Opinions are mixed on LED lighting, but anyone who has ever done location work won’t be able to deny their utility — they’re lightweight, they have very low power draw, and they generate very little heat. They’re an excellent tool to have in a one-man band style of shooting. They’re also expensive. But now, with the proliferation of LED lighting kits for home use, you can build a very good equivalent to $500 off-the-shelf products for under $100. More importantly, if you’re careful you’ll come away with a project that looks good — and won’t scream, “I built this in a shed!” — and that might be handy, depending on who your clients are.
The core of this project is the adhesive-mounted strands of LED lights that you can cut and resolder into any configuration that strikes your fancy. These are usually sold in kits that come with an external power supply and an inline dimmer. Unfortunately you won’t be able to use this dimmer for video lighting purposes. Dimming for LED lights is achieved through a process called pulse-width modulation, which introduces a very rapid flickering that dims or brightens the light depending on the length of the cycle. The included inline dimmer operates at a relatively slow cycle — it looks fine to your eyes, but in camera you’ll see a pretty noticeable flicker. We’ll be using the guts of an external dimmer to get the results we need.

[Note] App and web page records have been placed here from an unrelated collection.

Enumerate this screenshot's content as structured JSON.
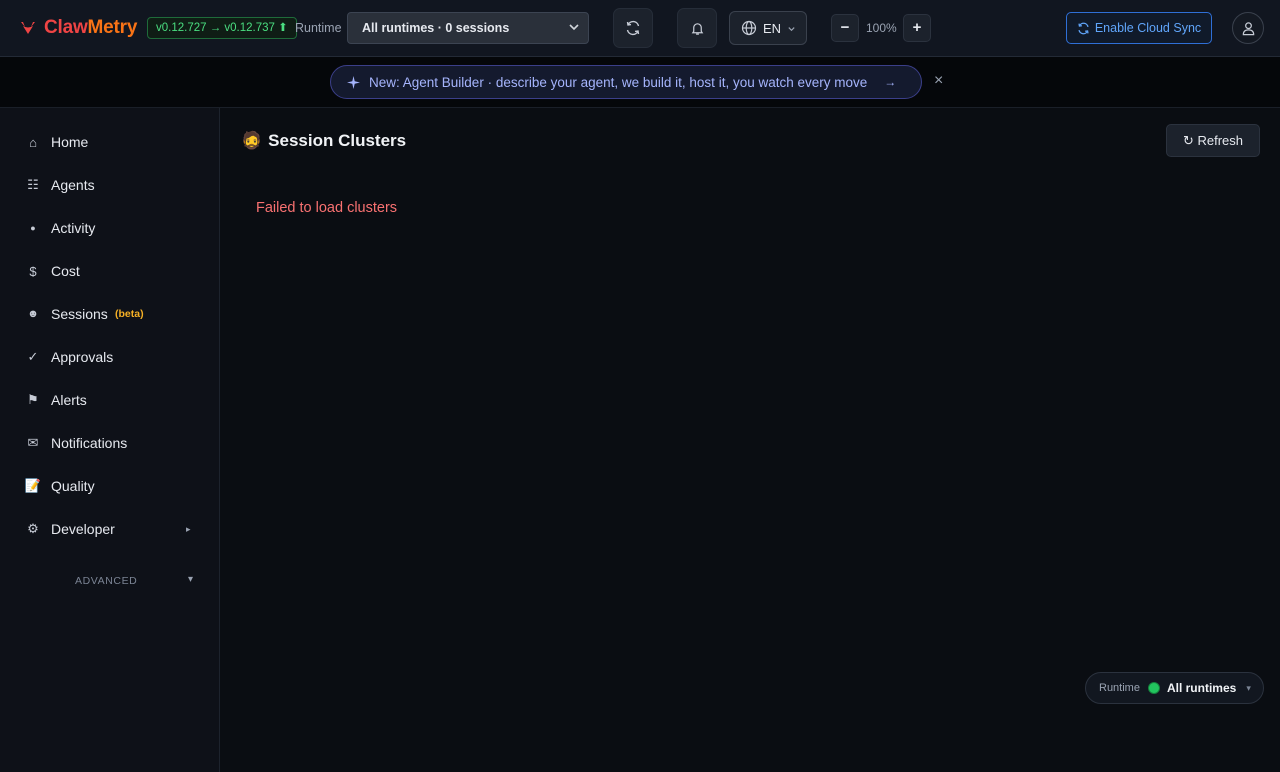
{
  "header": {
    "brand_part1": "Claw",
    "brand_part2": "Metry",
    "version": "v0.12.727 → v0.12.737 ⬆",
    "runtime_label": "Runtime",
    "runtime_selected": "All runtimes · 0 sessions",
    "language": "EN",
    "zoom_level": "100%",
    "zoom_out": "−",
    "zoom_in": "+",
    "cloud_sync_label": "Enable Cloud Sync"
  },
  "announcement": {
    "text": "New: Agent Builder · describe your agent, we build it, host it, you watch every move",
    "arrow": "→",
    "close": "×"
  },
  "sidebar": {
    "items": [
      {
        "label": "Home",
        "icon": "⌂"
      },
      {
        "label": "Agents",
        "icon": "☷"
      },
      {
        "label": "Activity",
        "icon": "●"
      },
      {
        "label": "Cost",
        "icon": "$"
      },
      {
        "label": "Sessions",
        "icon": "☻",
        "badge": "(beta)"
      },
      {
        "label": "Approvals",
        "icon": "✓"
      },
      {
        "label": "Alerts",
        "icon": "⚑"
      },
      {
        "label": "Notifications",
        "icon": "✉"
      },
      {
        "label": "Quality",
        "icon": "📝"
      },
      {
        "label": "Developer",
        "icon": "⚙",
        "caret": "▸"
      }
    ],
    "advanced_label": "ADVANCED",
    "advanced_caret": "▾"
  },
  "main": {
    "title_icon": "🧔",
    "title": "Session Clusters",
    "refresh_label": "↻ Refresh",
    "error": "Failed to load clusters"
  },
  "runtime_pill": {
    "label": "Runtime",
    "value": "All runtimes",
    "caret": "▾"
  },
  "colors": {
    "accent_red": "#ef4444",
    "accent_orange": "#f97316",
    "success_green": "#4ade80",
    "link_blue": "#60a5fa",
    "announce_indigo": "#a5b4fc",
    "error_red": "#f87171",
    "beta_amber": "#f5b025"
  }
}
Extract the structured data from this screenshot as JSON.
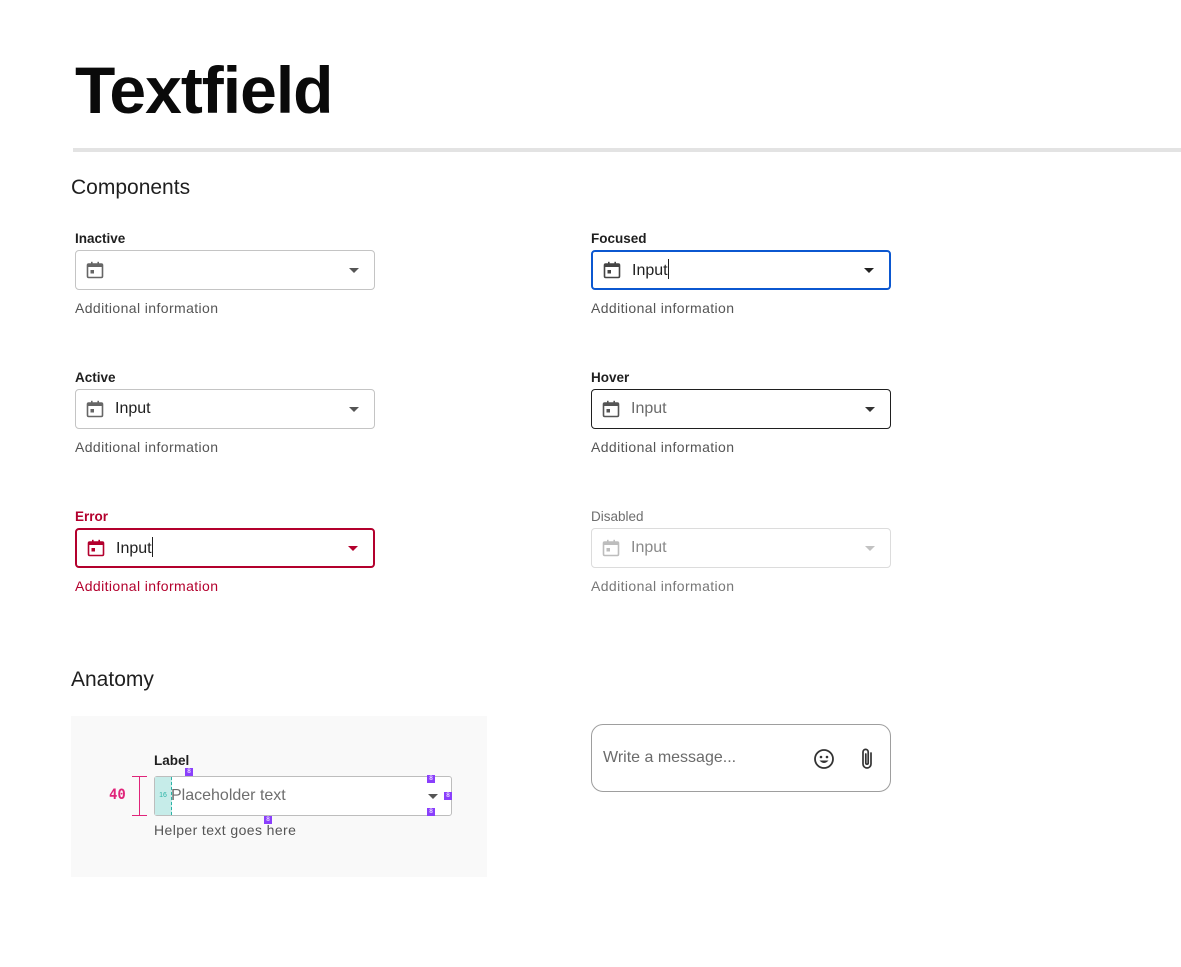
{
  "page": {
    "title": "Textfield"
  },
  "sections": {
    "components": "Components",
    "anatomy": "Anatomy"
  },
  "fields": {
    "inactive": {
      "label": "Inactive",
      "value": "",
      "helper": "Additional information"
    },
    "focused": {
      "label": "Focused",
      "value": "Input",
      "helper": "Additional information"
    },
    "active": {
      "label": "Active",
      "value": "Input",
      "helper": "Additional information"
    },
    "hover": {
      "label": "Hover",
      "value": "Input",
      "helper": "Additional information"
    },
    "error": {
      "label": "Error",
      "value": "Input",
      "helper": "Additional information"
    },
    "disabled": {
      "label": "Disabled",
      "value": "Input",
      "helper": "Additional information"
    }
  },
  "anatomy": {
    "label": "Label",
    "placeholder": "Placeholder text",
    "helper": "Helper text goes here",
    "height_value": "40",
    "padding_value": "16",
    "spacing_value": "8"
  },
  "message": {
    "placeholder": "Write a message..."
  },
  "icons": [
    "calendar-icon",
    "caret-down-icon",
    "emoji-icon",
    "attach-icon"
  ],
  "colors": {
    "focus": "#0b57d0",
    "error": "#b3002d",
    "spec_magenta": "#e0247a",
    "spec_purple": "#8a3ffc",
    "spec_teal": "#2bb3a6"
  }
}
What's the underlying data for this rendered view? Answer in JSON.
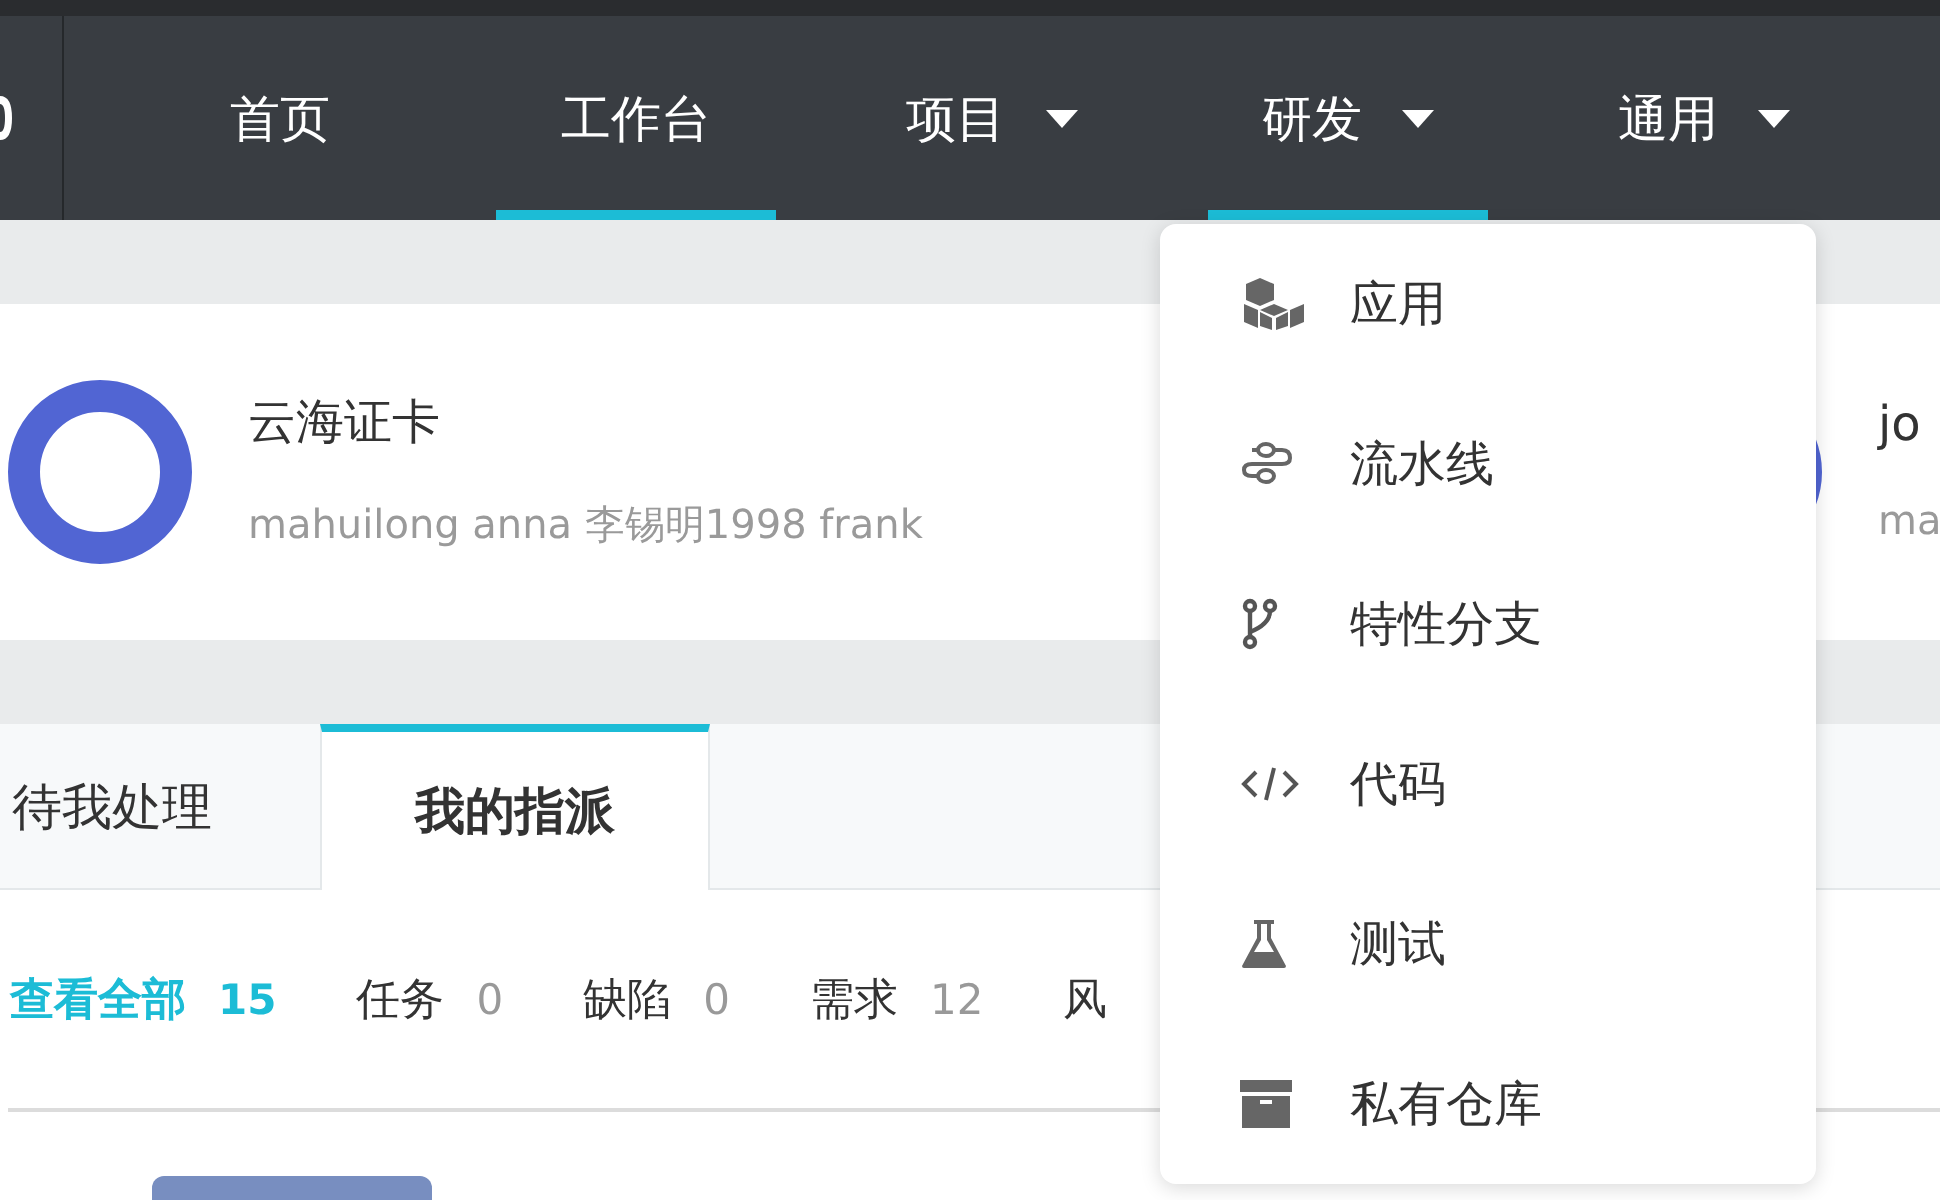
{
  "nav": {
    "items": [
      {
        "label": "首页",
        "dropdown": false,
        "selected": false
      },
      {
        "label": "工作台",
        "dropdown": false,
        "selected": true
      },
      {
        "label": "项目",
        "dropdown": true,
        "selected": false
      },
      {
        "label": "研发",
        "dropdown": true,
        "selected": true
      },
      {
        "label": "通用",
        "dropdown": true,
        "selected": false
      }
    ]
  },
  "projects": [
    {
      "title": "云海证卡",
      "members": "mahuilong anna 李锡明1998 frank"
    },
    {
      "title": "jo",
      "members": "ma"
    }
  ],
  "tabs": [
    {
      "label": "待我处理",
      "selected": false
    },
    {
      "label": "我的指派",
      "selected": true
    }
  ],
  "filters": [
    {
      "label": "查看全部",
      "count": "15",
      "selected": true
    },
    {
      "label": "任务",
      "count": "0",
      "selected": false
    },
    {
      "label": "缺陷",
      "count": "0",
      "selected": false
    },
    {
      "label": "需求",
      "count": "12",
      "selected": false
    },
    {
      "label": "风",
      "selected": false
    }
  ],
  "dropdown_menu": [
    {
      "label": "应用"
    },
    {
      "label": "流水线"
    },
    {
      "label": "特性分支"
    },
    {
      "label": "代码"
    },
    {
      "label": "测试"
    },
    {
      "label": "私有仓库"
    }
  ]
}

There’s an awful lot of soldering in this project, but none of it is very tough, so if you’re still intimidated by the process, this is a good project to help you build your skills. Overall the project is fairly simple, and you can complete it in around 4–6 hours depending on how smoothly your soldering goes. The cost of parts will set you back around $70 to $100, but you’ll likely have plenty of plexiglass and corrugated plastic left over to build more of these panels in the future.
This project first appeared in MAKE Volume 38, on page 56.